I think I’ve mentioned before that I’m learning to spin on a wheel. Well, some time ago I came across a fabulous piece of advice in Maggie Casey’s Start Spinning: “It is always the wheel.” She was, of course, referring to those times when the fiber just isn’t flowing the way it should, and she gave me the confidence to keep toying with my wheel adjustments until things were just right. That statement has stuck with me, and I’ve found that it can be applied to many other areas of my life (if you take out the part about the wheel), including knitting.

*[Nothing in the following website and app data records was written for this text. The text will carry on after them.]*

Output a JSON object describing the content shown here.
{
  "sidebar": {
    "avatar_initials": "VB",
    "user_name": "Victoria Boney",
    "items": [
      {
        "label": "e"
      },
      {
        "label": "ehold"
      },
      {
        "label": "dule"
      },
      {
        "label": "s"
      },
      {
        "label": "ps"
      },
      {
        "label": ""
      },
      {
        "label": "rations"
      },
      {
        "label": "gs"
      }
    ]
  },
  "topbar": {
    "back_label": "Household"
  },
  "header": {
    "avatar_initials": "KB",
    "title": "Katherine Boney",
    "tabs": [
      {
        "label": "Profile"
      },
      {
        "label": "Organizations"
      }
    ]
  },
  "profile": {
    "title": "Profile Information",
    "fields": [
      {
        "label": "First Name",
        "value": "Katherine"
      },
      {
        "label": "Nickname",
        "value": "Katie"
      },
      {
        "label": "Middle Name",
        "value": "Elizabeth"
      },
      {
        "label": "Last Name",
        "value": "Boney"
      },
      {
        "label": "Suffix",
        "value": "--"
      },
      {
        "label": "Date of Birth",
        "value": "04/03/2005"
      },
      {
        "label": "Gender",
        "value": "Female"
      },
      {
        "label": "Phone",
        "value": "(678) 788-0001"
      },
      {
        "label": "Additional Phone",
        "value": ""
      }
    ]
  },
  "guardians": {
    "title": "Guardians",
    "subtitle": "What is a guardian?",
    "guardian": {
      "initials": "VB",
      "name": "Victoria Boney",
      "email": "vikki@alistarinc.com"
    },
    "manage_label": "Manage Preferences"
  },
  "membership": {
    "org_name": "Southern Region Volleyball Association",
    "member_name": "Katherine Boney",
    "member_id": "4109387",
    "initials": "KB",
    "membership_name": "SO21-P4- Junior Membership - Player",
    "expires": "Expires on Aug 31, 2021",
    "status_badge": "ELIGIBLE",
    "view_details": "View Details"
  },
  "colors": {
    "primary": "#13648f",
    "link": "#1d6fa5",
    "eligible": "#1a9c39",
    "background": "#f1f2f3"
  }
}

Now, I know that when we’re knitting we’re not using a machine per se, but we’re definitely seeking “flow,” and sometimes we need to strike a delicate balance in order to achieve it. What do I mean by this? Well, have you ever had a project that just seemed to fight you every step of the way? Maybe the stitch pattern drove you crazy, or maybe the yarn kept splitting on you every seventh stitch. In any case, that project lacked flow. Something just wasn’t right, and the good news is that it may not have had anything to do with you.

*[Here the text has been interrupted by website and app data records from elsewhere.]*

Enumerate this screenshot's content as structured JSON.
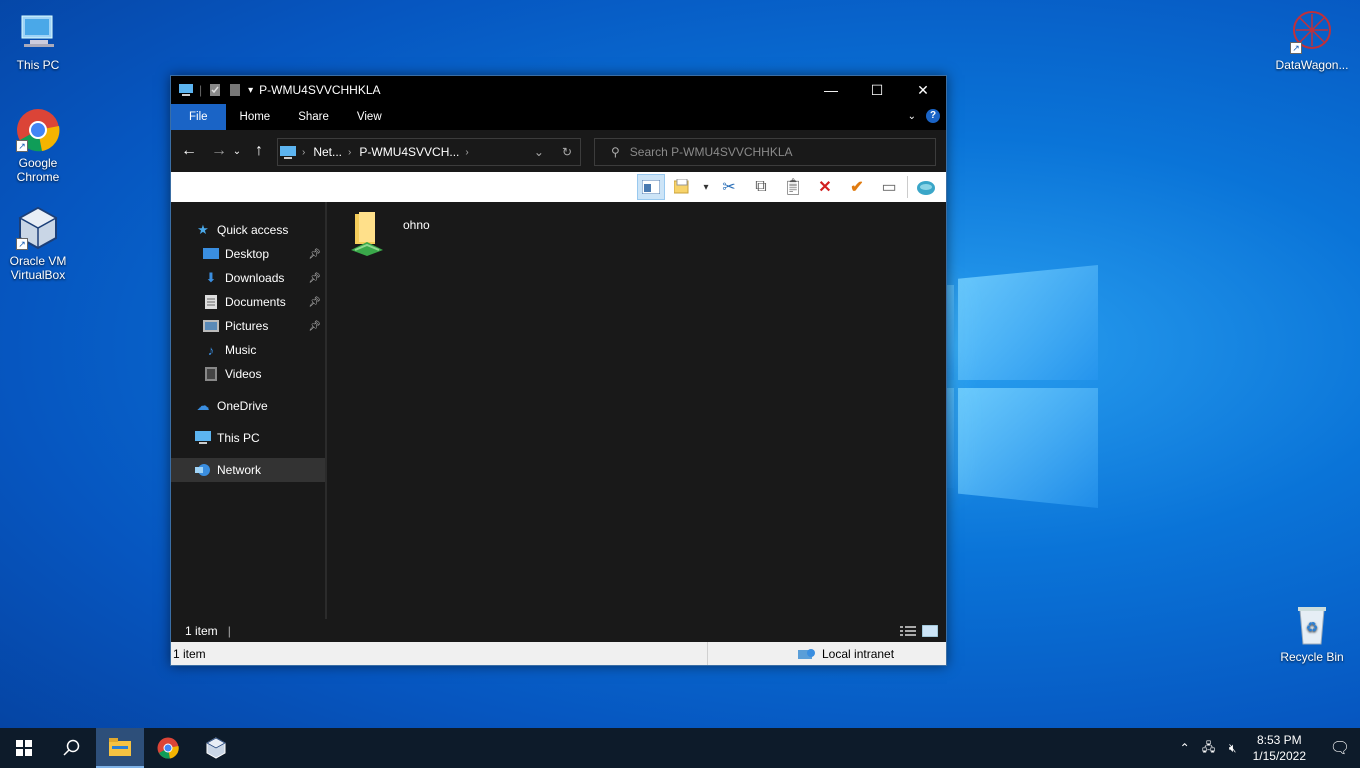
{
  "desktop": {
    "icons": [
      {
        "label": "This PC"
      },
      {
        "label": "Google Chrome"
      },
      {
        "label": "Oracle VM VirtualBox"
      },
      {
        "label": "DataWagon..."
      },
      {
        "label": "Recycle Bin"
      }
    ]
  },
  "window": {
    "title": "P-WMU4SVVCHHKLA",
    "tabs": [
      "File",
      "Home",
      "Share",
      "View"
    ],
    "help_label": "?",
    "address": {
      "segments": [
        "Net...",
        "P-WMU4SVVCH..."
      ]
    },
    "search": {
      "placeholder": "Search P-WMU4SVVCHHKLA"
    },
    "sidebar": {
      "items": [
        {
          "label": "Quick access",
          "icon": "star-icon"
        },
        {
          "label": "Desktop",
          "icon": "desktop-icon",
          "pinned": true
        },
        {
          "label": "Downloads",
          "icon": "download-icon",
          "pinned": true
        },
        {
          "label": "Documents",
          "icon": "document-icon",
          "pinned": true
        },
        {
          "label": "Pictures",
          "icon": "pictures-icon",
          "pinned": true
        },
        {
          "label": "Music",
          "icon": "music-icon"
        },
        {
          "label": "Videos",
          "icon": "videos-icon"
        },
        {
          "label": "OneDrive",
          "icon": "cloud-icon"
        },
        {
          "label": "This PC",
          "icon": "computer-icon"
        },
        {
          "label": "Network",
          "icon": "network-icon",
          "selected": true
        }
      ]
    },
    "content": {
      "items": [
        {
          "label": "ohno",
          "icon": "shared-folder-icon"
        }
      ]
    },
    "status": {
      "count": "1 item",
      "count_bottom": "1 item",
      "zone": "Local intranet"
    }
  },
  "taskbar": {
    "clock_time": "8:53 PM",
    "clock_date": "1/15/2022"
  },
  "colors": {
    "accent": "#1a64c6",
    "window_bg": "#191919",
    "taskbar_bg": "#0d1b2a"
  }
}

Well, okay, it may have had a little bit to do with you, but maybe not in the way that you suppose. You see, I have a theory that there are certain combinations of people, yarns, patterns, and needles that should never mix. I, for example, absolutely hate plastic needles; therefore, any combination that includes them is not for me. Some folks have a passionate distaste for cotton, mohair, (gasp!) wool, etc. (Practically everyone likes cashmere, though. Go figure.) My point is that everyone is a little different, and we all need to figure out what each of us likes. If something doesn’t feel right in our knitting world, then we need to be open to other possibilities. The problem may be as simple as using the wrong needle or the wrong yarn. Personally, I see no point in suffering through a project, especially when the issue may be easily remedied.
So, the next time you have a project that’s giving you grief, try to figure out what the hang-up is, and then work to minimize or eliminate it as much as possible. Granted, sometimes that’s easier said than done, and you’ll end up either ripping or slogging through. But sometimes, just sometimes, you’ll be able to be able to achieve flow after a rocky start. Hooray!
How about you? What enhances (or detracts from) your knitting flow? Please share below!